'''
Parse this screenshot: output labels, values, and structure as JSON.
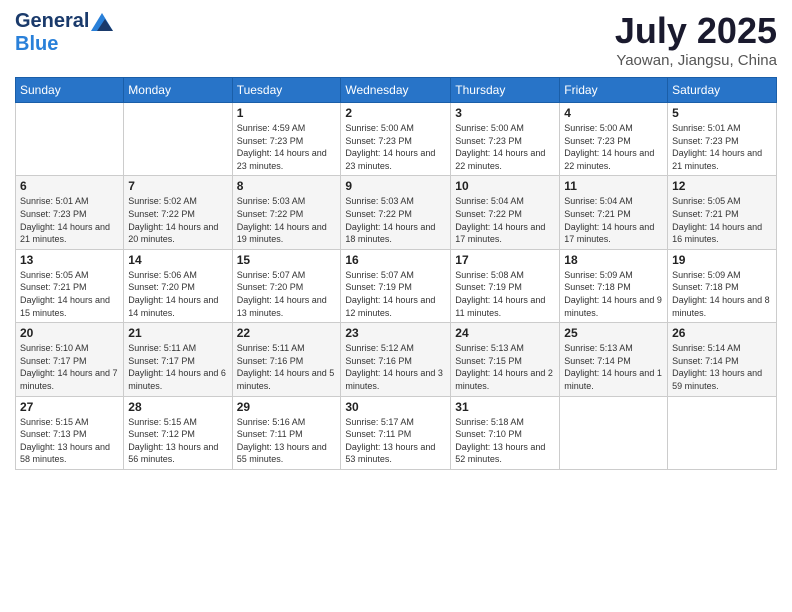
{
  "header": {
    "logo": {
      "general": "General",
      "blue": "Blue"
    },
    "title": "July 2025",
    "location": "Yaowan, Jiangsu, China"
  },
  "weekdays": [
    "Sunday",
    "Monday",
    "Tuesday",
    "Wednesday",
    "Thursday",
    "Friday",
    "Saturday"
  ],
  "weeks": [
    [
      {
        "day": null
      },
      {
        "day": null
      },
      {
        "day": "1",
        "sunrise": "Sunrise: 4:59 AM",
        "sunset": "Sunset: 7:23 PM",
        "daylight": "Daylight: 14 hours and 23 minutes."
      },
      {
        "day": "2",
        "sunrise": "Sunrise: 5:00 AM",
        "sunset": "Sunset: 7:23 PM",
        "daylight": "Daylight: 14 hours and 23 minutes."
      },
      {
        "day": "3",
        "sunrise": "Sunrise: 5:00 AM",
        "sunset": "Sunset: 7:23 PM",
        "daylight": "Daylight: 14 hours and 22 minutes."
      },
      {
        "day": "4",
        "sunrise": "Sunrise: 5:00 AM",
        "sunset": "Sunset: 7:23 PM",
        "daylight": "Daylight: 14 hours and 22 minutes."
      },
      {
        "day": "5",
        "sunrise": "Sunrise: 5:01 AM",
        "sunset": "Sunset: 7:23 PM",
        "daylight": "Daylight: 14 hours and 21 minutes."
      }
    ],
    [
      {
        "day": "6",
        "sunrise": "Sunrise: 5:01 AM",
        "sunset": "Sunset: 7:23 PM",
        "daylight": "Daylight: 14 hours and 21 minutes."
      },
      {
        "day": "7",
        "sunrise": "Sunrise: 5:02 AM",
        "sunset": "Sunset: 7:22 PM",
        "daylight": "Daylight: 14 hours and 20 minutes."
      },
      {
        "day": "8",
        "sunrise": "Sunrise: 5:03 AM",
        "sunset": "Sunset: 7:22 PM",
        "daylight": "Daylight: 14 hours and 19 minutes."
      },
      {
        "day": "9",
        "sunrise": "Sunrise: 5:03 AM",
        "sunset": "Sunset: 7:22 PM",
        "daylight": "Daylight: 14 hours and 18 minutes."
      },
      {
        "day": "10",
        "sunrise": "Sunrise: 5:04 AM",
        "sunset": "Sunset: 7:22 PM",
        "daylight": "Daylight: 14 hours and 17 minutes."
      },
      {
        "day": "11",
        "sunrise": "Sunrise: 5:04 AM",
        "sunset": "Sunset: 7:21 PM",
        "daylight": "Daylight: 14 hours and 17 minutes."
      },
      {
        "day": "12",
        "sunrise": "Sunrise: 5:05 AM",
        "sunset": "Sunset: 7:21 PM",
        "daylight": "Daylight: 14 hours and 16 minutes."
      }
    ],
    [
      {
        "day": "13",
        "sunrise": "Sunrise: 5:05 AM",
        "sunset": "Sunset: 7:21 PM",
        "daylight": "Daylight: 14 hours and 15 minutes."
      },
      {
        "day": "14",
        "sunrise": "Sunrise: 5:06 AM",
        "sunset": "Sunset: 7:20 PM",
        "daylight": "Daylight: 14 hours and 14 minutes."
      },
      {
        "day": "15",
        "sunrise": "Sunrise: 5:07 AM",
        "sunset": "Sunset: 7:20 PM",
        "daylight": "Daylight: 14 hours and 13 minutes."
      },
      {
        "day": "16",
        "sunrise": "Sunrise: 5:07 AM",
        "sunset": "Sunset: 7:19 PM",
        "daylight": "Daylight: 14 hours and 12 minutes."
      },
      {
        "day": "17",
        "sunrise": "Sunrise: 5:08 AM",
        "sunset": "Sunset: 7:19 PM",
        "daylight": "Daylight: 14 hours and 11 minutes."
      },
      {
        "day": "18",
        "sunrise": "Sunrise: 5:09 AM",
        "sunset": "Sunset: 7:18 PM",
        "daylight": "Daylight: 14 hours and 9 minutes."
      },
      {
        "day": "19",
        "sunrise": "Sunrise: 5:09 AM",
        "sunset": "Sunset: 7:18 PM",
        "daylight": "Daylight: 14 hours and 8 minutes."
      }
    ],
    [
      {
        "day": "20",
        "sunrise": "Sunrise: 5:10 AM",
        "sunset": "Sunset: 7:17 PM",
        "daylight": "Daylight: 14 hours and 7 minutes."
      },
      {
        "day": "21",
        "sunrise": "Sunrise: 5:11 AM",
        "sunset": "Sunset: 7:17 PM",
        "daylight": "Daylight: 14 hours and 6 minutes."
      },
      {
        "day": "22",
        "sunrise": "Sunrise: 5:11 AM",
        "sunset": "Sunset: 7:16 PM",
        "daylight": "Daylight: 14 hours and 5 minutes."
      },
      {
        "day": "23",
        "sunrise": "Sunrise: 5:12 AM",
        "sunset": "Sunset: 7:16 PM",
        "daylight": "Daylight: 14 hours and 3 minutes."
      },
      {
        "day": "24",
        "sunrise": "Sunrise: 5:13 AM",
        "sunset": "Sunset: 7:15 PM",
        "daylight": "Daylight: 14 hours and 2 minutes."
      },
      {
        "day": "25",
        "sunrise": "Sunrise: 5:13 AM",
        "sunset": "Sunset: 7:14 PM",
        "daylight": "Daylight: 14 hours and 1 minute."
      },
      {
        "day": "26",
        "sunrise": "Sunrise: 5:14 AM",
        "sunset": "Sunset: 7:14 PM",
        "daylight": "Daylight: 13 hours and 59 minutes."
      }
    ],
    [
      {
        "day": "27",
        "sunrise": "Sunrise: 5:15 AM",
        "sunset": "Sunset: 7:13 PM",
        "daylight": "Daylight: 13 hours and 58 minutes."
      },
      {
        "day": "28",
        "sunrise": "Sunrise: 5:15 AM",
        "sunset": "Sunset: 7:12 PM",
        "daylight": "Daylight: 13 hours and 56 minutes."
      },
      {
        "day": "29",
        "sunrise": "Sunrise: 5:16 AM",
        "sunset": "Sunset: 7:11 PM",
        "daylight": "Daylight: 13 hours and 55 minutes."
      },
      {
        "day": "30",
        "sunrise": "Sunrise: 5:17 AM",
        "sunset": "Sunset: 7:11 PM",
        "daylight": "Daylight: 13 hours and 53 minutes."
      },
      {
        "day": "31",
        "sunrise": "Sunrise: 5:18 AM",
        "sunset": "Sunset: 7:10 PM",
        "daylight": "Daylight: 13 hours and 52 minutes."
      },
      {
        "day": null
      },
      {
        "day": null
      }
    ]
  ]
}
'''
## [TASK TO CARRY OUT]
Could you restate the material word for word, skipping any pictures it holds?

## [EXERCISE ANSWER]
Parse this screenshot: output labels, values, and structure as JSON.
{
  "header": {
    "logo": {
      "general": "General",
      "blue": "Blue"
    },
    "title": "July 2025",
    "location": "Yaowan, Jiangsu, China"
  },
  "weekdays": [
    "Sunday",
    "Monday",
    "Tuesday",
    "Wednesday",
    "Thursday",
    "Friday",
    "Saturday"
  ],
  "weeks": [
    [
      {
        "day": null
      },
      {
        "day": null
      },
      {
        "day": "1",
        "sunrise": "Sunrise: 4:59 AM",
        "sunset": "Sunset: 7:23 PM",
        "daylight": "Daylight: 14 hours and 23 minutes."
      },
      {
        "day": "2",
        "sunrise": "Sunrise: 5:00 AM",
        "sunset": "Sunset: 7:23 PM",
        "daylight": "Daylight: 14 hours and 23 minutes."
      },
      {
        "day": "3",
        "sunrise": "Sunrise: 5:00 AM",
        "sunset": "Sunset: 7:23 PM",
        "daylight": "Daylight: 14 hours and 22 minutes."
      },
      {
        "day": "4",
        "sunrise": "Sunrise: 5:00 AM",
        "sunset": "Sunset: 7:23 PM",
        "daylight": "Daylight: 14 hours and 22 minutes."
      },
      {
        "day": "5",
        "sunrise": "Sunrise: 5:01 AM",
        "sunset": "Sunset: 7:23 PM",
        "daylight": "Daylight: 14 hours and 21 minutes."
      }
    ],
    [
      {
        "day": "6",
        "sunrise": "Sunrise: 5:01 AM",
        "sunset": "Sunset: 7:23 PM",
        "daylight": "Daylight: 14 hours and 21 minutes."
      },
      {
        "day": "7",
        "sunrise": "Sunrise: 5:02 AM",
        "sunset": "Sunset: 7:22 PM",
        "daylight": "Daylight: 14 hours and 20 minutes."
      },
      {
        "day": "8",
        "sunrise": "Sunrise: 5:03 AM",
        "sunset": "Sunset: 7:22 PM",
        "daylight": "Daylight: 14 hours and 19 minutes."
      },
      {
        "day": "9",
        "sunrise": "Sunrise: 5:03 AM",
        "sunset": "Sunset: 7:22 PM",
        "daylight": "Daylight: 14 hours and 18 minutes."
      },
      {
        "day": "10",
        "sunrise": "Sunrise: 5:04 AM",
        "sunset": "Sunset: 7:22 PM",
        "daylight": "Daylight: 14 hours and 17 minutes."
      },
      {
        "day": "11",
        "sunrise": "Sunrise: 5:04 AM",
        "sunset": "Sunset: 7:21 PM",
        "daylight": "Daylight: 14 hours and 17 minutes."
      },
      {
        "day": "12",
        "sunrise": "Sunrise: 5:05 AM",
        "sunset": "Sunset: 7:21 PM",
        "daylight": "Daylight: 14 hours and 16 minutes."
      }
    ],
    [
      {
        "day": "13",
        "sunrise": "Sunrise: 5:05 AM",
        "sunset": "Sunset: 7:21 PM",
        "daylight": "Daylight: 14 hours and 15 minutes."
      },
      {
        "day": "14",
        "sunrise": "Sunrise: 5:06 AM",
        "sunset": "Sunset: 7:20 PM",
        "daylight": "Daylight: 14 hours and 14 minutes."
      },
      {
        "day": "15",
        "sunrise": "Sunrise: 5:07 AM",
        "sunset": "Sunset: 7:20 PM",
        "daylight": "Daylight: 14 hours and 13 minutes."
      },
      {
        "day": "16",
        "sunrise": "Sunrise: 5:07 AM",
        "sunset": "Sunset: 7:19 PM",
        "daylight": "Daylight: 14 hours and 12 minutes."
      },
      {
        "day": "17",
        "sunrise": "Sunrise: 5:08 AM",
        "sunset": "Sunset: 7:19 PM",
        "daylight": "Daylight: 14 hours and 11 minutes."
      },
      {
        "day": "18",
        "sunrise": "Sunrise: 5:09 AM",
        "sunset": "Sunset: 7:18 PM",
        "daylight": "Daylight: 14 hours and 9 minutes."
      },
      {
        "day": "19",
        "sunrise": "Sunrise: 5:09 AM",
        "sunset": "Sunset: 7:18 PM",
        "daylight": "Daylight: 14 hours and 8 minutes."
      }
    ],
    [
      {
        "day": "20",
        "sunrise": "Sunrise: 5:10 AM",
        "sunset": "Sunset: 7:17 PM",
        "daylight": "Daylight: 14 hours and 7 minutes."
      },
      {
        "day": "21",
        "sunrise": "Sunrise: 5:11 AM",
        "sunset": "Sunset: 7:17 PM",
        "daylight": "Daylight: 14 hours and 6 minutes."
      },
      {
        "day": "22",
        "sunrise": "Sunrise: 5:11 AM",
        "sunset": "Sunset: 7:16 PM",
        "daylight": "Daylight: 14 hours and 5 minutes."
      },
      {
        "day": "23",
        "sunrise": "Sunrise: 5:12 AM",
        "sunset": "Sunset: 7:16 PM",
        "daylight": "Daylight: 14 hours and 3 minutes."
      },
      {
        "day": "24",
        "sunrise": "Sunrise: 5:13 AM",
        "sunset": "Sunset: 7:15 PM",
        "daylight": "Daylight: 14 hours and 2 minutes."
      },
      {
        "day": "25",
        "sunrise": "Sunrise: 5:13 AM",
        "sunset": "Sunset: 7:14 PM",
        "daylight": "Daylight: 14 hours and 1 minute."
      },
      {
        "day": "26",
        "sunrise": "Sunrise: 5:14 AM",
        "sunset": "Sunset: 7:14 PM",
        "daylight": "Daylight: 13 hours and 59 minutes."
      }
    ],
    [
      {
        "day": "27",
        "sunrise": "Sunrise: 5:15 AM",
        "sunset": "Sunset: 7:13 PM",
        "daylight": "Daylight: 13 hours and 58 minutes."
      },
      {
        "day": "28",
        "sunrise": "Sunrise: 5:15 AM",
        "sunset": "Sunset: 7:12 PM",
        "daylight": "Daylight: 13 hours and 56 minutes."
      },
      {
        "day": "29",
        "sunrise": "Sunrise: 5:16 AM",
        "sunset": "Sunset: 7:11 PM",
        "daylight": "Daylight: 13 hours and 55 minutes."
      },
      {
        "day": "30",
        "sunrise": "Sunrise: 5:17 AM",
        "sunset": "Sunset: 7:11 PM",
        "daylight": "Daylight: 13 hours and 53 minutes."
      },
      {
        "day": "31",
        "sunrise": "Sunrise: 5:18 AM",
        "sunset": "Sunset: 7:10 PM",
        "daylight": "Daylight: 13 hours and 52 minutes."
      },
      {
        "day": null
      },
      {
        "day": null
      }
    ]
  ]
}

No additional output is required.